— EXERCISE AIM —
Your answer should be the full set of records, printed exactly as they stand.
Segment Start: EXTRACTED MATERIAL
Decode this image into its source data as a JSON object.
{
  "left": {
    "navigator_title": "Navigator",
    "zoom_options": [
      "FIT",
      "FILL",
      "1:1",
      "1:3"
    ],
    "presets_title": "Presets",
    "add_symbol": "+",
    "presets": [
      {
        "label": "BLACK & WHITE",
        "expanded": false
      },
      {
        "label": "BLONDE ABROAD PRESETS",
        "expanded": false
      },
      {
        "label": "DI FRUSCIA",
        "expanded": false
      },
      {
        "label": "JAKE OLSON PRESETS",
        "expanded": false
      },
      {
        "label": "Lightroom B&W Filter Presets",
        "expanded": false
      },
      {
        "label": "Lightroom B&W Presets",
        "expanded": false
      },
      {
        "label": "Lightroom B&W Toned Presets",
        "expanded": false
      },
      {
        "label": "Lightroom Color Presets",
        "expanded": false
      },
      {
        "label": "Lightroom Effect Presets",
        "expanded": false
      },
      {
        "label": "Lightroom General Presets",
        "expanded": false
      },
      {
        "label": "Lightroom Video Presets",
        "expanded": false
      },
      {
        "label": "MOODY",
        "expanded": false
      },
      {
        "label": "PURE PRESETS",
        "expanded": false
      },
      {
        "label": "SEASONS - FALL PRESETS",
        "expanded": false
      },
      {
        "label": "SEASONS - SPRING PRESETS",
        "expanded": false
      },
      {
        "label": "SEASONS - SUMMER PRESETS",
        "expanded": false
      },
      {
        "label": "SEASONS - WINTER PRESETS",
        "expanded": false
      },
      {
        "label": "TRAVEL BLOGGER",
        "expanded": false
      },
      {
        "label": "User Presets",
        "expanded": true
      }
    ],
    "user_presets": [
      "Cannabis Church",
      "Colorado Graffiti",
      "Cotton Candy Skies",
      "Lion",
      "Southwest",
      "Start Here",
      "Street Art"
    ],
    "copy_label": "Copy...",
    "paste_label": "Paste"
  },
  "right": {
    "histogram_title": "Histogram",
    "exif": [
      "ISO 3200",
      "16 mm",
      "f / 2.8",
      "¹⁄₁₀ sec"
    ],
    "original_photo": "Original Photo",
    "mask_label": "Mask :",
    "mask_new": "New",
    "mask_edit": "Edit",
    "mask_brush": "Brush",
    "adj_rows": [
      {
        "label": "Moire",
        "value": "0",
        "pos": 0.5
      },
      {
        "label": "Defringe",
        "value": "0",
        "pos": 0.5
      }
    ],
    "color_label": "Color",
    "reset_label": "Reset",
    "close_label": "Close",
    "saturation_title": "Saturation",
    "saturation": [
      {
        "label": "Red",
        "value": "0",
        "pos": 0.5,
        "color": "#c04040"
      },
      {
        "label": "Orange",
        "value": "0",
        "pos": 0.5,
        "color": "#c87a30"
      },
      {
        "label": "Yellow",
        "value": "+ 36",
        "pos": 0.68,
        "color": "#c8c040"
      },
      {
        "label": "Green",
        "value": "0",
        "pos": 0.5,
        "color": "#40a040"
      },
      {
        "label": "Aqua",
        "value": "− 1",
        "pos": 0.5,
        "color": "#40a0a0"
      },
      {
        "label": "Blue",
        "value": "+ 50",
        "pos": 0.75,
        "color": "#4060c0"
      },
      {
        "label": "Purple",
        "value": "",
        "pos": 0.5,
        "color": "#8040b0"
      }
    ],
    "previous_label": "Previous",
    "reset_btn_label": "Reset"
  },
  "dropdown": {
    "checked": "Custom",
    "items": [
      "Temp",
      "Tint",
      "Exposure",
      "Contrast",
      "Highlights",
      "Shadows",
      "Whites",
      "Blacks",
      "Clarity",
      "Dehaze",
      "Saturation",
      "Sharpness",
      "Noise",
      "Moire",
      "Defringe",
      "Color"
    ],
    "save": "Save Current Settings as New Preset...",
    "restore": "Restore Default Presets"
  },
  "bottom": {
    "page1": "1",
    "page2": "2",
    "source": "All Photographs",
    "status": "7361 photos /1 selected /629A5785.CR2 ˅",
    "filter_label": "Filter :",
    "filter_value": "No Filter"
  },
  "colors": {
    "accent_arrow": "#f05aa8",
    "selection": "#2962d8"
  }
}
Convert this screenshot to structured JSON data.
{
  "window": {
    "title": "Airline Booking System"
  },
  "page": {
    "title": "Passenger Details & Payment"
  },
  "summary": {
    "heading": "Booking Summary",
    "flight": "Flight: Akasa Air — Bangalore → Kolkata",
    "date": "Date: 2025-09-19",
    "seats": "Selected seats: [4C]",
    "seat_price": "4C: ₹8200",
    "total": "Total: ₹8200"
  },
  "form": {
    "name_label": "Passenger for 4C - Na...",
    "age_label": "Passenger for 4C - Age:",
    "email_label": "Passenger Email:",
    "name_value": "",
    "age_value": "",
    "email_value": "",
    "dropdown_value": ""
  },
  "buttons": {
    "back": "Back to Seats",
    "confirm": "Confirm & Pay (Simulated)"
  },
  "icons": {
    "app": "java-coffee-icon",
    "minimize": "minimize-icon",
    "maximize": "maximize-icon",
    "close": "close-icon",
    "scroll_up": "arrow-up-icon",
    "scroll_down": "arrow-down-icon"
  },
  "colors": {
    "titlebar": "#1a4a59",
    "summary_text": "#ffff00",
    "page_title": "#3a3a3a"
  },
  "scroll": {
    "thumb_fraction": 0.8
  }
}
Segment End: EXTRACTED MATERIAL
— ANSWER SPACE —
Decode this image into its source data as a JSON object.
{
  "left": {
    "navigator_title": "Navigator",
    "zoom_options": [
      "FIT",
      "FILL",
      "1:1",
      "1:3"
    ],
    "presets_title": "Presets",
    "add_symbol": "+",
    "presets": [
      {
        "label": "BLACK & WHITE",
        "expanded": false
      },
      {
        "label": "BLONDE ABROAD PRESETS",
        "expanded": false
      },
      {
        "label": "DI FRUSCIA",
        "expanded": false
      },
      {
        "label": "JAKE OLSON PRESETS",
        "expanded": false
      },
      {
        "label": "Lightroom B&W Filter Presets",
        "expanded": false
      },
      {
        "label": "Lightroom B&W Presets",
        "expanded": false
      },
      {
        "label": "Lightroom B&W Toned Presets",
        "expanded": false
      },
      {
        "label": "Lightroom Color Presets",
        "expanded": false
      },
      {
        "label": "Lightroom Effect Presets",
        "expanded": false
      },
      {
        "label": "Lightroom General Presets",
        "expanded": false
      },
      {
        "label": "Lightroom Video Presets",
        "expanded": false
      },
      {
        "label": "MOODY",
        "expanded": false
      },
      {
        "label": "PURE PRESETS",
        "expanded": false
      },
      {
        "label": "SEASONS - FALL PRESETS",
        "expanded": false
      },
      {
        "label": "SEASONS - SPRING PRESETS",
        "expanded": false
      },
      {
        "label": "SEASONS - SUMMER PRESETS",
        "expanded": false
      },
      {
        "label": "SEASONS - WINTER PRESETS",
        "expanded": false
      },
      {
        "label": "TRAVEL BLOGGER",
        "expanded": false
      },
      {
        "label": "User Presets",
        "expanded": true
      }
    ],
    "user_presets": [
      "Cannabis Church",
      "Colorado Graffiti",
      "Cotton Candy Skies",
      "Lion",
      "Southwest",
      "Start Here",
      "Street Art"
    ],
    "copy_label": "Copy...",
    "paste_label": "Paste"
  },
  "right": {
    "histogram_title": "Histogram",
    "exif": [
      "ISO 3200",
      "16 mm",
      "f / 2.8",
      "¹⁄₁₀ sec"
    ],
    "original_photo": "Original Photo",
    "mask_label": "Mask :",
    "mask_new": "New",
    "mask_edit": "Edit",
    "mask_brush": "Brush",
    "adj_rows": [
      {
        "label": "Moire",
        "value": "0",
        "pos": 0.5
      },
      {
        "label": "Defringe",
        "value": "0",
        "pos": 0.5
      }
    ],
    "color_label": "Color",
    "reset_label": "Reset",
    "close_label": "Close",
    "saturation_title": "Saturation",
    "saturation": [
      {
        "label": "Red",
        "value": "0",
        "pos": 0.5,
        "color": "#c04040"
      },
      {
        "label": "Orange",
        "value": "0",
        "pos": 0.5,
        "color": "#c87a30"
      },
      {
        "label": "Yellow",
        "value": "+ 36",
        "pos": 0.68,
        "color": "#c8c040"
      },
      {
        "label": "Green",
        "value": "0",
        "pos": 0.5,
        "color": "#40a040"
      },
      {
        "label": "Aqua",
        "value": "− 1",
        "pos": 0.5,
        "color": "#40a0a0"
      },
      {
        "label": "Blue",
        "value": "+ 50",
        "pos": 0.75,
        "color": "#4060c0"
      },
      {
        "label": "Purple",
        "value": "",
        "pos": 0.5,
        "color": "#8040b0"
      }
    ],
    "previous_label": "Previous",
    "reset_btn_label": "Reset"
  },
  "dropdown": {
    "checked": "Custom",
    "items": [
      "Temp",
      "Tint",
      "Exposure",
      "Contrast",
      "Highlights",
      "Shadows",
      "Whites",
      "Blacks",
      "Clarity",
      "Dehaze",
      "Saturation",
      "Sharpness",
      "Noise",
      "Moire",
      "Defringe",
      "Color"
    ],
    "save": "Save Current Settings as New Preset...",
    "restore": "Restore Default Presets"
  },
  "bottom": {
    "page1": "1",
    "page2": "2",
    "source": "All Photographs",
    "status": "7361 photos /1 selected /629A5785.CR2 ˅",
    "filter_label": "Filter :",
    "filter_value": "No Filter"
  },
  "colors": {
    "accent_arrow": "#f05aa8",
    "selection": "#2962d8"
  }
}
Convert this screenshot to structured JSON data.
{
  "window": {
    "title": "Airline Booking System"
  },
  "page": {
    "title": "Passenger Details & Payment"
  },
  "summary": {
    "heading": "Booking Summary",
    "flight": "Flight: Akasa Air — Bangalore → Kolkata",
    "date": "Date: 2025-09-19",
    "seats": "Selected seats: [4C]",
    "seat_price": "4C: ₹8200",
    "total": "Total: ₹8200"
  },
  "form": {
    "name_label": "Passenger for 4C - Na...",
    "age_label": "Passenger for 4C - Age:",
    "email_label": "Passenger Email:",
    "name_value": "",
    "age_value": "",
    "email_value": "",
    "dropdown_value": ""
  },
  "buttons": {
    "back": "Back to Seats",
    "confirm": "Confirm & Pay (Simulated)"
  },
  "icons": {
    "app": "java-coffee-icon",
    "minimize": "minimize-icon",
    "maximize": "maximize-icon",
    "close": "close-icon",
    "scroll_up": "arrow-up-icon",
    "scroll_down": "arrow-down-icon"
  },
  "colors": {
    "titlebar": "#1a4a59",
    "summary_text": "#ffff00",
    "page_title": "#3a3a3a"
  },
  "scroll": {
    "thumb_fraction": 0.8
  }
}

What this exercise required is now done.